Funding for energy programs within DOE is $13.4 billion – an increase of $504 million above the fiscal year 2018 enacted level. This funding is targeted to encourage U.S. economic competitiveness and help advance the nation’s goal of an “all-of-the-above” solution to energy independence. Research and development to advance coal, natural gas, oil, and other fossil energy technologies, which will help the country make greater use of our rich natural energy resources and help keep down energy costs, are funded at $785 million – $58 million above the fiscal year 2018 enacted level. In addition, to promote innovation and growth in nuclear energy, research, development, and demonstration activities are funded at $1.2 billion – $128 million above the fiscal year 2018 enacted level. Energy efficiency and renewable energy programs are cut by $243 million compared to fiscal year 2018. The bill includes $6.6 billion for science research – an increase of $340 million above the 2018 enacted level. This funding supports basic energy research, the development of high-performance computing systems, and research into the next generation of energy sources. These investments lay the groundwork for a more secure energy future, helping to reduce the nation’s dependence on foreign oil and ensuring continued economic growth. The bill also rejects the Administration’s proposal to terminate the ARPA-E program. Instead, the Committee recommends $325 million for ARPA-E in FY 2019.

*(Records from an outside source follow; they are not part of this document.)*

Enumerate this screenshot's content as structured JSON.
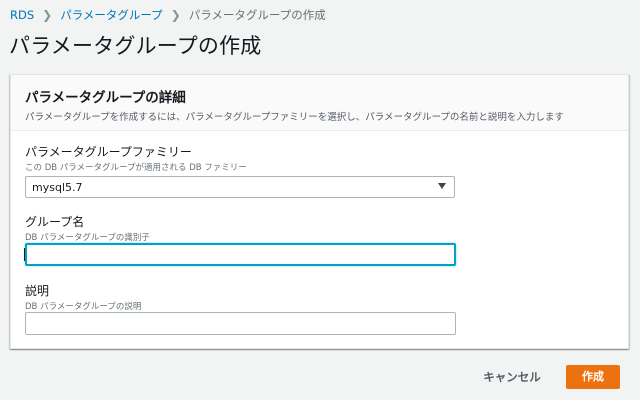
{
  "breadcrumb": {
    "items": [
      {
        "label": "RDS"
      },
      {
        "label": "パラメータグループ"
      },
      {
        "label": "パラメータグループの作成"
      }
    ]
  },
  "page_title": "パラメータグループの作成",
  "panel": {
    "title": "パラメータグループの詳細",
    "description": "パラメータグループを作成するには、パラメータグループファミリーを選択し、パラメータグループの名前と説明を入力します"
  },
  "fields": {
    "family": {
      "label": "パラメータグループファミリー",
      "hint": "この DB パラメータグループが適用される DB ファミリー",
      "value": "mysql5.7"
    },
    "group_name": {
      "label": "グループ名",
      "hint": "DB パラメータグループの識別子",
      "value": ""
    },
    "description": {
      "label": "説明",
      "hint": "DB パラメータグループの説明",
      "value": ""
    }
  },
  "actions": {
    "cancel_label": "キャンセル",
    "create_label": "作成"
  },
  "colors": {
    "link": "#0073bb",
    "primary": "#ec7211",
    "focus": "#00a1c9",
    "background": "#f2f3f3"
  }
}
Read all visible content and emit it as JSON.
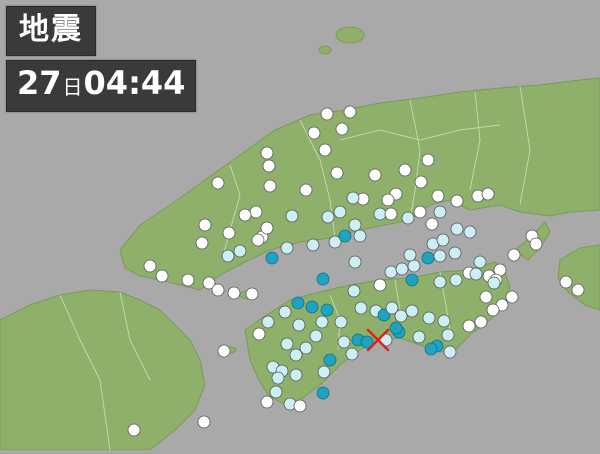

The Administration released a letter commenting on the House Energy and Water Bill. In that letter, the Administration commented on both the increased funding for the Office of Science and funding for ARPA-E. On the Office of Science, the Administration said, “The Administration appreciates the Subcommittee’s support for prioritizing basic research but does not support funding in excess of the requested level.” With respect to ARPA-E, the Administration says, “…The Administration is disappointed that the bill does not eliminate ARPA-E. The Committee is encouraged to explore options to incorporate certain ARPA-E attributes, such as cross-cutting research coordination and enhanced flexibility, into the Department of Energy's primary research efforts within the Office of Science and Applied Energy Research Programs rather than maintain a separate program through ARPA-E.